Website and app data records
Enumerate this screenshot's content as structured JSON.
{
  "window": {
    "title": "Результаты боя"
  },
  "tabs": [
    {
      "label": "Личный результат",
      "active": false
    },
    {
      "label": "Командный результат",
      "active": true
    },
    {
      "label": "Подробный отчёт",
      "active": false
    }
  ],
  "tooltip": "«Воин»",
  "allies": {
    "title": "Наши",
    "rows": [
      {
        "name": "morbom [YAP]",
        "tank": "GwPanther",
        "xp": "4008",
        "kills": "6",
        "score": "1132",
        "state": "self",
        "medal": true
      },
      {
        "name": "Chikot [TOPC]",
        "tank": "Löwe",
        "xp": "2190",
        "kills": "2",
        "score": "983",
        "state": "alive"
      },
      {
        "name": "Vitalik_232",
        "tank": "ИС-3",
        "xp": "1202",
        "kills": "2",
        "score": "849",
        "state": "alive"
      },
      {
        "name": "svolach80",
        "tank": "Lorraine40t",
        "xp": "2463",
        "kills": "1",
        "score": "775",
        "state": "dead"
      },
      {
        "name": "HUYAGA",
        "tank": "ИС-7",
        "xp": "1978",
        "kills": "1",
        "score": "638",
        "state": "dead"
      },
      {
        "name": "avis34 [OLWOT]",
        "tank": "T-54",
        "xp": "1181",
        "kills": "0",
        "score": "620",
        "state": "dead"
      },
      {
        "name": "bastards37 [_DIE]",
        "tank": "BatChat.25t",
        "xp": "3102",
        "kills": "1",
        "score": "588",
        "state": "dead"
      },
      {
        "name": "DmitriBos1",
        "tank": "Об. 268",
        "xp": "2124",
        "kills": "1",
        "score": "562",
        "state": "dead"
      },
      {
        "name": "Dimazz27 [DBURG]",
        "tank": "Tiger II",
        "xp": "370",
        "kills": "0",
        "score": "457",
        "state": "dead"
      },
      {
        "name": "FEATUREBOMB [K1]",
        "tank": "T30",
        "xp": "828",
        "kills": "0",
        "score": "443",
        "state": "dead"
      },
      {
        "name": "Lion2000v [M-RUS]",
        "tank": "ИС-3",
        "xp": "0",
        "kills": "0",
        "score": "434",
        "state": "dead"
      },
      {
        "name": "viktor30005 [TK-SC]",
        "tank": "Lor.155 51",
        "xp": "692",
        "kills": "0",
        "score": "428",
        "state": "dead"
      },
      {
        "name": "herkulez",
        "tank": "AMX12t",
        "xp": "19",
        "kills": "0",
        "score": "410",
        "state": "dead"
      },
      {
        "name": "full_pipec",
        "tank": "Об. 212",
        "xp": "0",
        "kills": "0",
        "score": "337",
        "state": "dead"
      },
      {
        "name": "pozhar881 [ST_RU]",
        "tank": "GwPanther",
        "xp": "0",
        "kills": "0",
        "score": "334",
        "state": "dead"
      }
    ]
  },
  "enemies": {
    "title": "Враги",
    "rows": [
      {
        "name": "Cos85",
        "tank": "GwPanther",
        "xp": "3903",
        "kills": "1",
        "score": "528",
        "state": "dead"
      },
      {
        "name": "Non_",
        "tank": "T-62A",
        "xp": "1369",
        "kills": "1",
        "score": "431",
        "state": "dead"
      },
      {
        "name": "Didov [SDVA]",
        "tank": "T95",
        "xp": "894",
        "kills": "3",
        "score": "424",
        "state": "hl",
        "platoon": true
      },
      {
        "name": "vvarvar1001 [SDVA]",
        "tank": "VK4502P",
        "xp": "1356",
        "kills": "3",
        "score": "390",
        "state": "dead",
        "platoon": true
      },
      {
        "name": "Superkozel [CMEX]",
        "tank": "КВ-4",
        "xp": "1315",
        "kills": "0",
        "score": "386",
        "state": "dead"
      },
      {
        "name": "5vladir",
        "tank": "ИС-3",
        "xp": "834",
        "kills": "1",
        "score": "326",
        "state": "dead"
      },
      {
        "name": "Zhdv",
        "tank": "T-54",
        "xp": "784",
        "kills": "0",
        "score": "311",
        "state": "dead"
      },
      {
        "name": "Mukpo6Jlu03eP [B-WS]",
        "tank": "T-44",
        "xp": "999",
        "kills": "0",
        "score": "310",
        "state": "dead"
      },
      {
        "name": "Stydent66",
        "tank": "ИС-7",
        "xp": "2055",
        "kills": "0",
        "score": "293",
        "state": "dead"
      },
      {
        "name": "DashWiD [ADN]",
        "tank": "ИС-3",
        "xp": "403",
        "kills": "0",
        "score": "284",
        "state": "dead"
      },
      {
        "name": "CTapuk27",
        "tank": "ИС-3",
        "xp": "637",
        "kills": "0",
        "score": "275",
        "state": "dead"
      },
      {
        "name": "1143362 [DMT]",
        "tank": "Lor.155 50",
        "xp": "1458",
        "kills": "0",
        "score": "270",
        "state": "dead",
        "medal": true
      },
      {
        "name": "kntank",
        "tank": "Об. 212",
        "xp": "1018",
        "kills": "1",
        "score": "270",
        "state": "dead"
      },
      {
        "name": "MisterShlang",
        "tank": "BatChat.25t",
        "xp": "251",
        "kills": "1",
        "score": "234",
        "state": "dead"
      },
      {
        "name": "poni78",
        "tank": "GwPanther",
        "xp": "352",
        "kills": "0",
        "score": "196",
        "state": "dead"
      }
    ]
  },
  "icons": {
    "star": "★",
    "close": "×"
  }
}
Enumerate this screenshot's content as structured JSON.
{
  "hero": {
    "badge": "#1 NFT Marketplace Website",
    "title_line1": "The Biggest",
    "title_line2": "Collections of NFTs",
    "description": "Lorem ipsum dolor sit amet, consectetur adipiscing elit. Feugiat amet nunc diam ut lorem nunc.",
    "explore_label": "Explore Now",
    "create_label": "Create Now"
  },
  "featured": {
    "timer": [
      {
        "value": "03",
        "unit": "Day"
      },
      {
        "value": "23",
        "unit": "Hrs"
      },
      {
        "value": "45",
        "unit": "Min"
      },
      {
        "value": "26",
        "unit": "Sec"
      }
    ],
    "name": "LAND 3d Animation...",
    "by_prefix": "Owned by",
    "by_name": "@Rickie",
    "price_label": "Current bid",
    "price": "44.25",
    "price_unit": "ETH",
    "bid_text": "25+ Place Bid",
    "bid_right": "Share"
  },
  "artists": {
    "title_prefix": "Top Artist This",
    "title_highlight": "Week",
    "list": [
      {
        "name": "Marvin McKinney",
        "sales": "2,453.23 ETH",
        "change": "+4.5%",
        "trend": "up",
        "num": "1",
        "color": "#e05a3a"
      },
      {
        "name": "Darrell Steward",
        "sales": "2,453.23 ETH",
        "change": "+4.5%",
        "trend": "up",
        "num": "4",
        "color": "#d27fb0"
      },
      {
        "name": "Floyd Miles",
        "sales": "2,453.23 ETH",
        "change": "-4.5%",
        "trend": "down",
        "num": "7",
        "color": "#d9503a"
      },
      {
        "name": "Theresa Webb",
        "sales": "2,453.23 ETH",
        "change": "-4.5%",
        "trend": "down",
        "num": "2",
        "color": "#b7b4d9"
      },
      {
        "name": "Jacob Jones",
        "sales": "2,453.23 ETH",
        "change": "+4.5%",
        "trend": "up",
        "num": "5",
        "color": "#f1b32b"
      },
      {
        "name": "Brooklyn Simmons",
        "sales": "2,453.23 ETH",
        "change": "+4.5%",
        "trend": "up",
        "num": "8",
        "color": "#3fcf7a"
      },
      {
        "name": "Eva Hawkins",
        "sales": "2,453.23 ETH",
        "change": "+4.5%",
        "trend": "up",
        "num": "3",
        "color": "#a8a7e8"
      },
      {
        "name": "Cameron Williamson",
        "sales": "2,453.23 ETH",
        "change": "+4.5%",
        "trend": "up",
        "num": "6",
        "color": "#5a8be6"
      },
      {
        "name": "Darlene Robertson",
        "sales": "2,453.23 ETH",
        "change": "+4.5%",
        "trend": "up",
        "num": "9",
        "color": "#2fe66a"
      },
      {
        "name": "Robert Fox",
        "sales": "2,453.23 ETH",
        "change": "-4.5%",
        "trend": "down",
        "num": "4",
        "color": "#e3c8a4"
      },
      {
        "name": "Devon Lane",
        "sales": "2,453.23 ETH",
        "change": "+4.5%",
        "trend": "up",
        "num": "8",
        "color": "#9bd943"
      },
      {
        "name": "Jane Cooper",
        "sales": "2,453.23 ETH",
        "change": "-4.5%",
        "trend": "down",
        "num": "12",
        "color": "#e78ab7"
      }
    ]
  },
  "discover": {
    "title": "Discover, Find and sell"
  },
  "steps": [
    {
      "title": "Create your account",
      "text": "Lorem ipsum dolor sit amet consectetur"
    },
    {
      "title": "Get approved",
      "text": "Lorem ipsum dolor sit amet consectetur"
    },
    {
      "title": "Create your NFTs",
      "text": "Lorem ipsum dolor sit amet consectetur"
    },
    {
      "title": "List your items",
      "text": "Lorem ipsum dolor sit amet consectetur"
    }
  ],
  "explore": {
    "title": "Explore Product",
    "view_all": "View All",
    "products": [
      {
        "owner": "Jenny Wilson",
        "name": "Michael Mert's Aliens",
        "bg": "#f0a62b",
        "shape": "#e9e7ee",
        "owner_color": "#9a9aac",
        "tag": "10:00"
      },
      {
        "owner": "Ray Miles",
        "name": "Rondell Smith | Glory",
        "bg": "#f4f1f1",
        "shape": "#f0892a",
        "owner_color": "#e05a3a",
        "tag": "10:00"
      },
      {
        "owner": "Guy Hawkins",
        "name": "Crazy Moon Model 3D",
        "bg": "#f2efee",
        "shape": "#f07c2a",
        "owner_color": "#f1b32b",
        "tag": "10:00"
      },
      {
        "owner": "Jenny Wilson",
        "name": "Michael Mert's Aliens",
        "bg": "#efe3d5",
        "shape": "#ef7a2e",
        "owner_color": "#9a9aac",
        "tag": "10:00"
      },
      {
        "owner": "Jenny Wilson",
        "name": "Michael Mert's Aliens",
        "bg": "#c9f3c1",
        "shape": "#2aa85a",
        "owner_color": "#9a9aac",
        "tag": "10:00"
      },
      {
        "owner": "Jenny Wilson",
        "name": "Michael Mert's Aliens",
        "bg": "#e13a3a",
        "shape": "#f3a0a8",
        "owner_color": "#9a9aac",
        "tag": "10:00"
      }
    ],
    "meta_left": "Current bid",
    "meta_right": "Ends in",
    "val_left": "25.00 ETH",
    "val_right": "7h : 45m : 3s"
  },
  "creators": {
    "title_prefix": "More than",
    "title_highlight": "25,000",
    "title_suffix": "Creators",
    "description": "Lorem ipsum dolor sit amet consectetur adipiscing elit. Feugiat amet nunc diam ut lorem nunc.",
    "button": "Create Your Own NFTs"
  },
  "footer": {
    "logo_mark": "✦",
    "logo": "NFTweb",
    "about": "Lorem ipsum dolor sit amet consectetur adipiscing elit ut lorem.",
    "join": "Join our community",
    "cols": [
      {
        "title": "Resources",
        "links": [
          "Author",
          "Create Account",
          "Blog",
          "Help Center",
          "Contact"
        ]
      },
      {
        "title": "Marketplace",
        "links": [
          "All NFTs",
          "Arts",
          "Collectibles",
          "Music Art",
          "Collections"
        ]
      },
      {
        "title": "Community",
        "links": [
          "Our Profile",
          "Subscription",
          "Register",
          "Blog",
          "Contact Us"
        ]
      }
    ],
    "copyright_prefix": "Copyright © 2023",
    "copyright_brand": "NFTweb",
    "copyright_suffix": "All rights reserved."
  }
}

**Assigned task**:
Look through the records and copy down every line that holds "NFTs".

**Solution to this task**:
    "title_line2": "Collections of NFTs",
      "title": "Create your NFTs",
    "button": "Create Your Own NFTs"
          "All NFTs",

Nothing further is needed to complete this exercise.